The use of sexualization as a defense is written about in the psychoanalytic literature. A defense mechanism is a strategy a child devises to psychologically survive a noxious family environment. While this way of protecting himself may work for a period of time, the continual use of the same defense mechanism in adulthood can have devastating consequences to ongoing functioning in work and love. Living in the “Erotic Haze” — losing himself in sexual feelings and relentlessly viewing other people as potential sex partners, or by spending excessive periods of time on the internet with porn or cybersex, the sex addict is able to mask and control. threatening and uncomfortable feelings

Another patient demonstrates a narcissistic personality that uses sexualization as a defense. He is a 42-year old attractive, unmarried man.

“The other nigh I went on a date. After the third date, she wanted to have sex. Predictably, I didn’t. I don’t know I can maintain an erection with a woman anymore. I spend endless hours looking and porn and flirting with girls in chat rooms to live in my erotic fantasies, when it sex becomes real, sexual interest soon withers away as her wants and needs become apparent to me. Sometimes, I don’t even engage in pursuing real women, because I know the result is a painful let down. Quite frankly, I have no interest in really getting to know someone or in extending myself to satisfy her needs and wants.

“My life, however, is still absorbed with sex and sexuality. Sex is the lens through which I see the world. If I go to a family function, I get lost in sexual fantasies about my young niece. The fear of being found out to be “deviant” devours me. If I see a woman on street who’s dressed in just such a way, I’m worthless for the rest of the day. Vanilla sex with a regular gal just doesn’t turn me on anymore. Sex needs to be bizarre, novel, taboo or forbidden for me to be interested.
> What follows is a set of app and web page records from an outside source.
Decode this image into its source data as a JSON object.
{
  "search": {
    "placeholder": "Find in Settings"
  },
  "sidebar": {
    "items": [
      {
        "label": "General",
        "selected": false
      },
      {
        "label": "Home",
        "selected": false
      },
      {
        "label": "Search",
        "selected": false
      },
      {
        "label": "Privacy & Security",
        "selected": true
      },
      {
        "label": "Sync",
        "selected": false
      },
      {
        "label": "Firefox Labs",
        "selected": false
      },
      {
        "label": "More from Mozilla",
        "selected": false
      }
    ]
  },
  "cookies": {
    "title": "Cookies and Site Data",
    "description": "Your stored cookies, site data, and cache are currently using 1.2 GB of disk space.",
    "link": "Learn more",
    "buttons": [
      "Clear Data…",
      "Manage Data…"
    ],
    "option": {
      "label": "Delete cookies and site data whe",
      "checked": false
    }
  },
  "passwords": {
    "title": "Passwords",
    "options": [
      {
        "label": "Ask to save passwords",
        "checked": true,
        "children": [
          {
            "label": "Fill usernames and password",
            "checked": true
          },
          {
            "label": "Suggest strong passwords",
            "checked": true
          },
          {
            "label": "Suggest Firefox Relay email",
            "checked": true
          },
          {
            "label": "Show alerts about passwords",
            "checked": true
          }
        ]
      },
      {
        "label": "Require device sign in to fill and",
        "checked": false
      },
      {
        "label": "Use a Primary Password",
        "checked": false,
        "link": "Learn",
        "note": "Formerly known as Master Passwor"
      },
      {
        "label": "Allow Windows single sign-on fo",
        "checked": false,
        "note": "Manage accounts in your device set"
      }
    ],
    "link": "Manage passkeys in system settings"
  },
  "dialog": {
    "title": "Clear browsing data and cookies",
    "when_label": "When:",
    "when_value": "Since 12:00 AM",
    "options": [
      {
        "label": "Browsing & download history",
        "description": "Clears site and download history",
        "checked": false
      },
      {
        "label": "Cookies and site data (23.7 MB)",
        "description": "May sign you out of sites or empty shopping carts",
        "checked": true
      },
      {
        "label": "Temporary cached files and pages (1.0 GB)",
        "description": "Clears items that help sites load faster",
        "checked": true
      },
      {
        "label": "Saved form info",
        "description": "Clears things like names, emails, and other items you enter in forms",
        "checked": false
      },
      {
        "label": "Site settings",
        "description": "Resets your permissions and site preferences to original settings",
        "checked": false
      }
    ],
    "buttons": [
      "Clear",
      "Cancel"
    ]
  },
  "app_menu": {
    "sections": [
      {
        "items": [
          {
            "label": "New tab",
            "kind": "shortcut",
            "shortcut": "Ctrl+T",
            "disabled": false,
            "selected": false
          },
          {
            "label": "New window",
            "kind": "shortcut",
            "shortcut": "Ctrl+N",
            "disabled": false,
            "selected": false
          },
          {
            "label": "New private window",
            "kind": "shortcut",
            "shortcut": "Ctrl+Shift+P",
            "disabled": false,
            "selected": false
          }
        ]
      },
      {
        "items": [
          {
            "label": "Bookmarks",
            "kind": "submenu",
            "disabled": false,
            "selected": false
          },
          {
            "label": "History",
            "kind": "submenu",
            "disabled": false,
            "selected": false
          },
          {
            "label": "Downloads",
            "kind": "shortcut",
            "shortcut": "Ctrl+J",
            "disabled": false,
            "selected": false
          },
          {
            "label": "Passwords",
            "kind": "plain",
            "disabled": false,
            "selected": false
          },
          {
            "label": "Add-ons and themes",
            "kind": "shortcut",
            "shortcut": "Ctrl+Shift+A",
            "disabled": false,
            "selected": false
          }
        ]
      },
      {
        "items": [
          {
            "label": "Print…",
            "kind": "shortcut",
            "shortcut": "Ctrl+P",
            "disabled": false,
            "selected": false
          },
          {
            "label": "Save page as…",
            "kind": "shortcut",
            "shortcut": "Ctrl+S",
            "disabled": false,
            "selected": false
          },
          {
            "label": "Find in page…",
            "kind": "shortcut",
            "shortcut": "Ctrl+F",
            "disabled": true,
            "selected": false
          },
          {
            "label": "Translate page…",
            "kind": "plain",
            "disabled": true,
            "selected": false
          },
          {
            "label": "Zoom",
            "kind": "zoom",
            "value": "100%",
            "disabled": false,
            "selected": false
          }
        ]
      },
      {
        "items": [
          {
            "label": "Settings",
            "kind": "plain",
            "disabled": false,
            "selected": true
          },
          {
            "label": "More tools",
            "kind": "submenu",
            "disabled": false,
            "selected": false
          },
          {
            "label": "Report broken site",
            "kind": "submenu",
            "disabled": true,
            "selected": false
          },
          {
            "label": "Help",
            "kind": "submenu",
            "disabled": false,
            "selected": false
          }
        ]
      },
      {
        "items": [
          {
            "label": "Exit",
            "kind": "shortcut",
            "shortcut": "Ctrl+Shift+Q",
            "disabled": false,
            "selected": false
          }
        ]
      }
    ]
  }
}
“Sometimes when I get to work in the morning, I’m already in an “erotic haze”. Female colleagues are all objects for sexual fantasy. I’m always distracted; not able to focus. If work needs my attention, when reality impinges and pulls me out of sexual preoccupation, I’m angry. Reality is boring. Regular sex with a girlfriend is just not interesting to me.”

This is a person who uses sexualization as a defense mechanism. He uses sexual daydreaming as a way to mask unrelenting, pre-conscious feelings of loneliness, inadequacy and boredom stemming from a childhood that involved always making effort to get love and nurturing from an emotionally distant, depressed mother. When stress or anxiety begins to make him feel paralyzed, he is experiences powerful cravings to enter t he “Erotic Haze” to indulge in his secret, sexual world. Sexualization thus becomes his customary manner of dealing with emotions that he experiences as overwhelming as well as a way of stabilizing a precarious sense of self-worth.

Author's Bio: 

Dorothy C. Hayden, LCSW, MBA, CAC is a Manhattan-based analytic therapist who specializes in sex therapy and sex addiction. Having received her MSW from New York University, she studied psychoanalysis at the Post Graduate Center For Mental Health and The Object Relations Institute. After studying hypnotherapy at the Milton Erickson Society for Psychotherapy and Hypnosis, she became a certified NLP practitioner. She is currently studying couples counseling at The Training Institute for Mental Health.

SKYPE sessions are available and Paypal is accepted.Dorothy Hayden, LCSW, has been treating sex addiction for 15 years. With 30 articles and one e-book, "Total Sex Addiction Recovery -- A Guide to Therapy", she is considered a "thought leader" in the field. She has been interviewed by HBO, CNN and "20/20" about cybersex and sex addiction.